Lead author and Ph.D. candidate Torrance Hodgson, from the Curtin University node of the International Centre for Radio Astronomy Research (ICRAR) in Perth, said, “We looked at the data, and as we turned down the frequency, we saw a ghostly jellyfish-like structure begin to emerge.”
“This uniquely steep spectrum has been challenging to explain. We’ve had to undertake some cosmic archaeology to understand the ancient background story of the jellyfish.”
“Our working theory is that around 2 billion years ago, a handful of supermassive black holes from multiple galaxies spewed out powerful jets of plasma. This plasma faded, went quiet, and lay dormant.”
“Then quite recently, two things happened—the plasma started mixing at the same time as very gentle shock waves passed through the system. This has briefly reignited the plasma, lighting up the jellyfish and its tentacles for us to see.”
“The jellyfish is over a third of the Moon’s diameter when observed from Earth but can only be seen with low-frequency radio telescopes. Most radio telescopes can’t achieve observations this low due to their design or location.”
Professor Johnston-Hollitt, Mr. Hodgson’s supervisor and co-author, said the SKA would give us an unparalleled view of the low-frequency Universe.
“The SKA will be thousands of times more sensitive and have much better resolution than the MWA, so there may be much other mysterious radio jellyfish waiting to be discovered once it’s operational.”
“Discoveries like the jellyfish only hint at what’s to come.
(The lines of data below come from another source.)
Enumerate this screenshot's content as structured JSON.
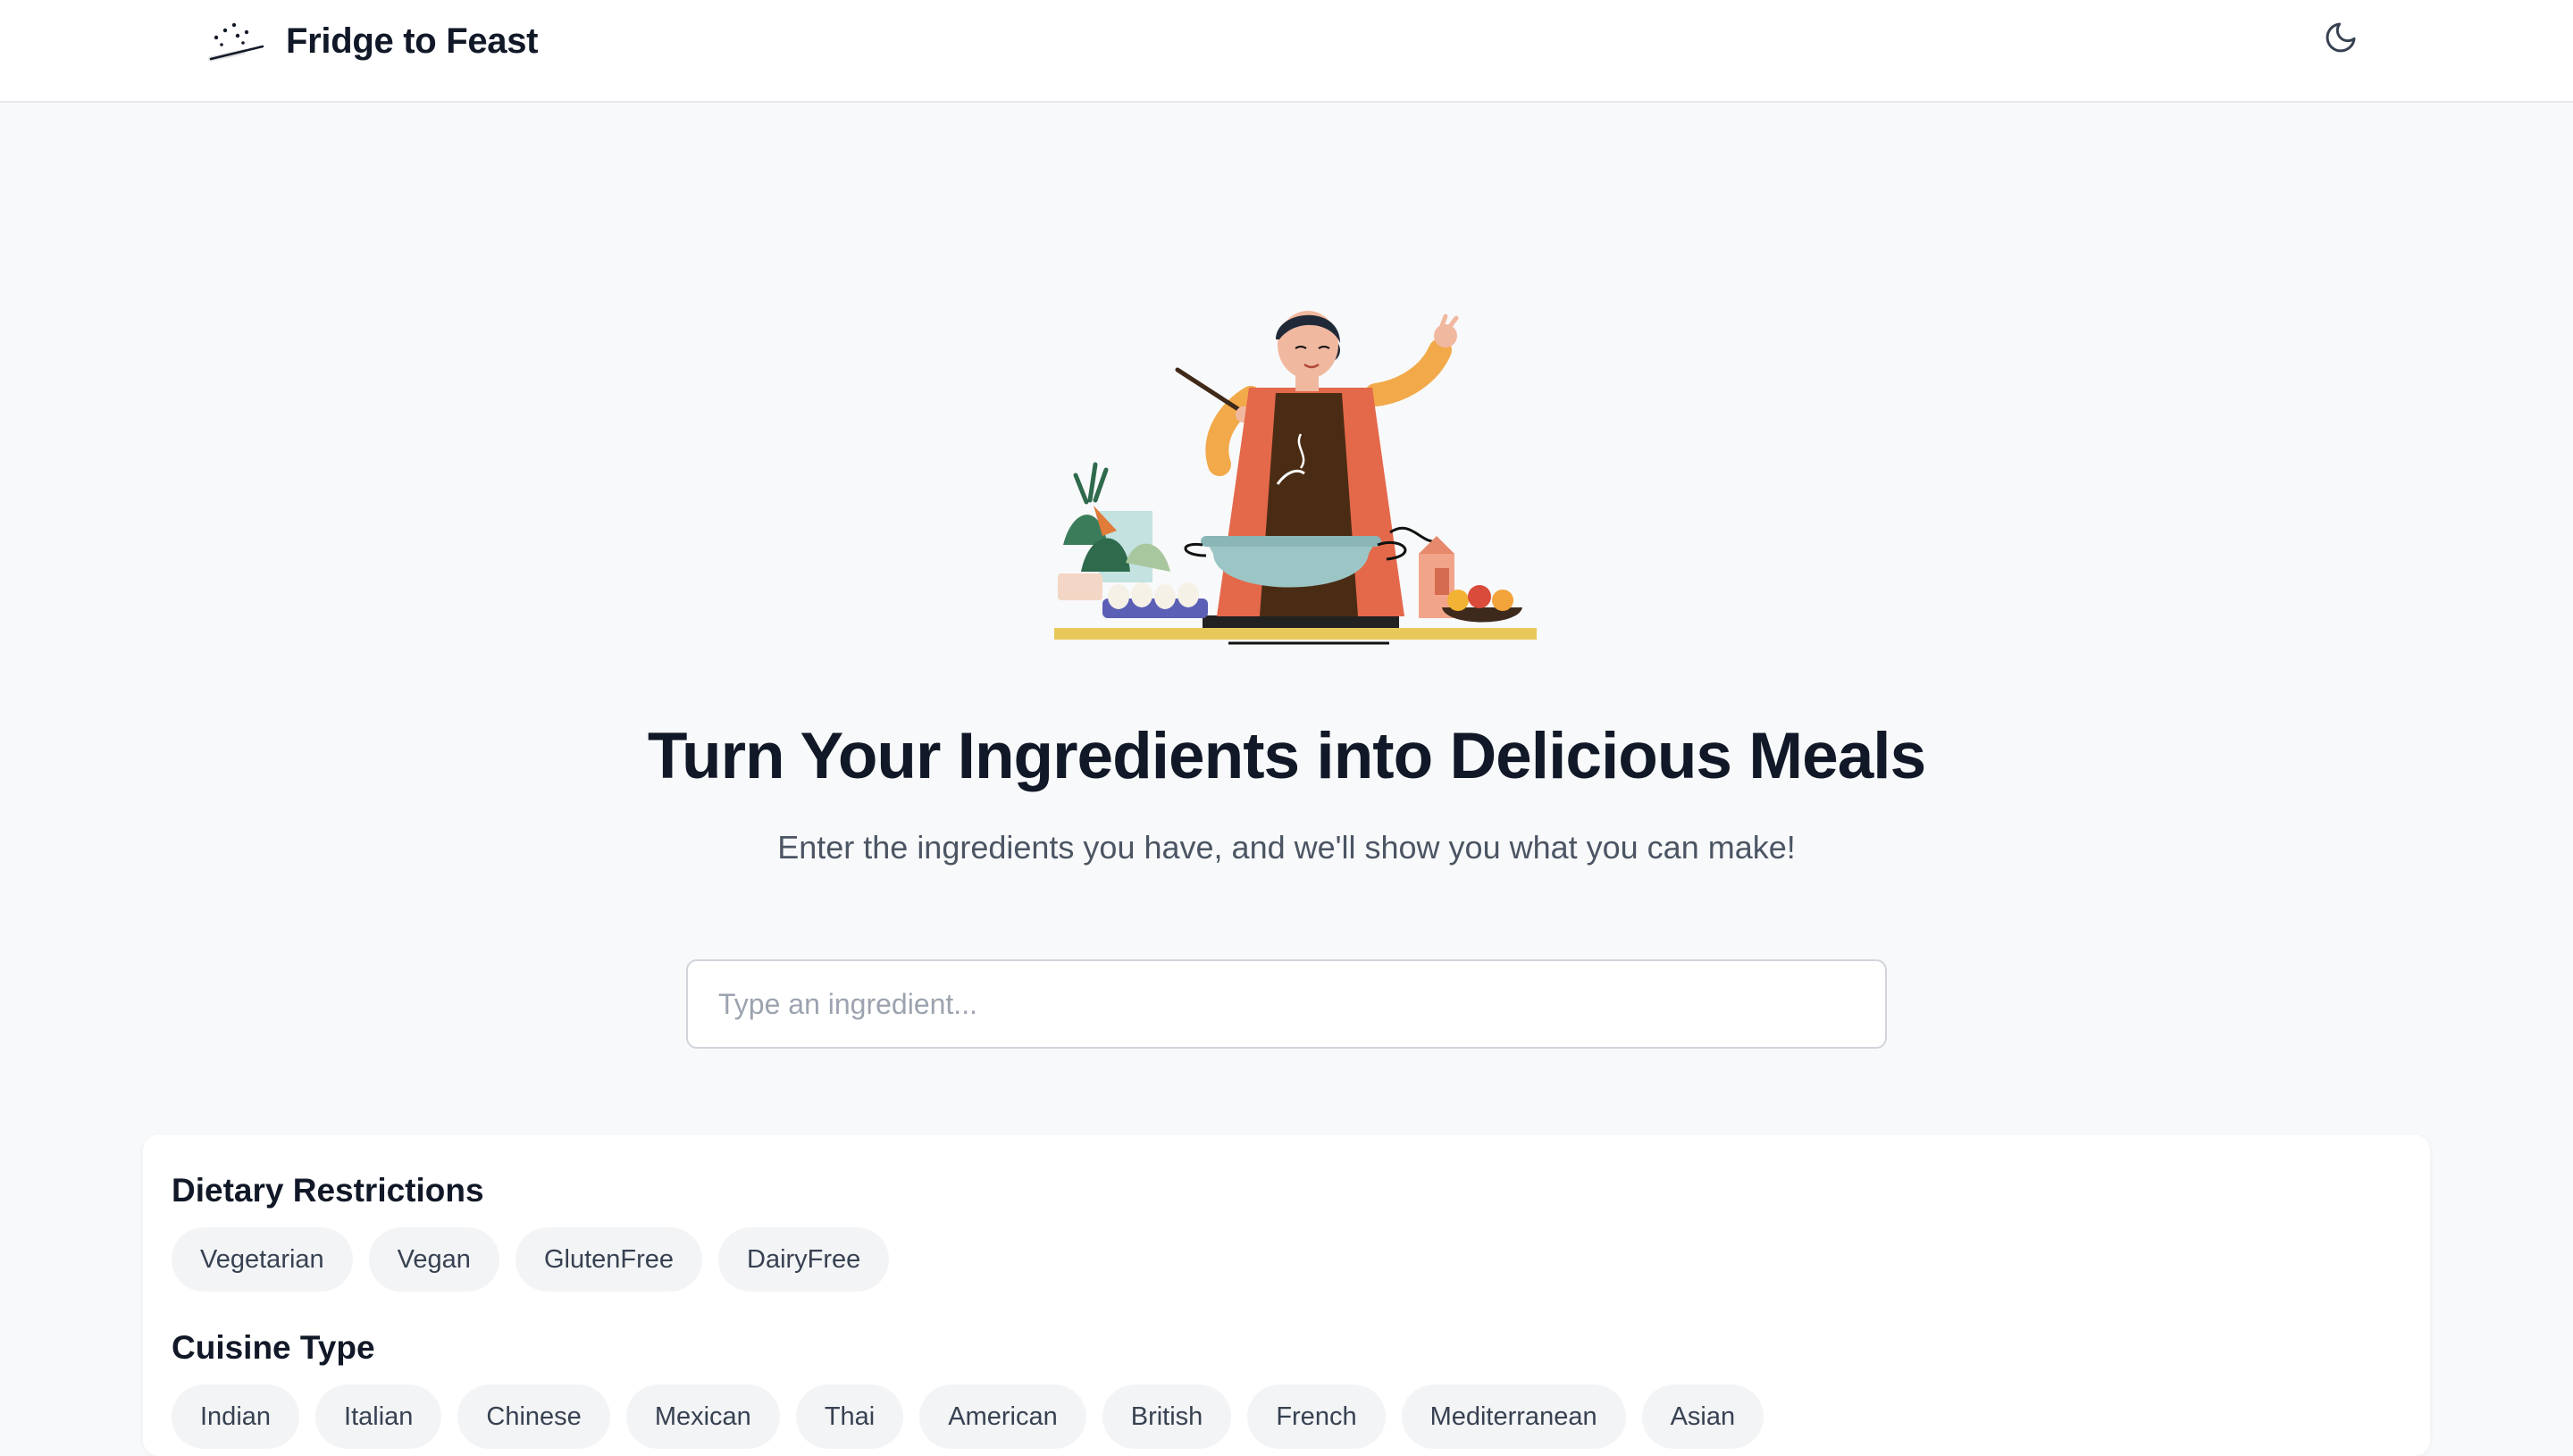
{
  "navbar": {
    "brand_name": "Fridge to Feast",
    "brand_icon": "magic-wand-icon",
    "theme_toggle_icon": "moon-icon"
  },
  "hero": {
    "illustration": "chef-cooking-illustration",
    "title": "Turn Your Ingredients into Delicious Meals",
    "subtitle": "Enter the ingredients you have, and we'll show you what you can make!"
  },
  "search": {
    "placeholder": "Type an ingredient...",
    "value": ""
  },
  "filters": {
    "dietary": {
      "title": "Dietary Restrictions",
      "options": [
        "Vegetarian",
        "Vegan",
        "GlutenFree",
        "DairyFree"
      ]
    },
    "cuisine": {
      "title": "Cuisine Type",
      "options": [
        "Indian",
        "Italian",
        "Chinese",
        "Mexican",
        "Thai",
        "American",
        "British",
        "French",
        "Mediterranean",
        "Asian"
      ]
    }
  },
  "colors": {
    "background": "#f8f9fa",
    "text_primary": "#111827",
    "text_secondary": "#4b5563",
    "chip_background": "#f3f4f6"
  }
}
It’s an exciting time for anyone seeking answers to fundamental questions about the cosmos.”
- Torrance Hodgson et al. Ultra-Steep Spectrum Radio ‘Jellyfish’ Uncovered in Abell 2877. DOI: 10.3847/1538-4357/abe384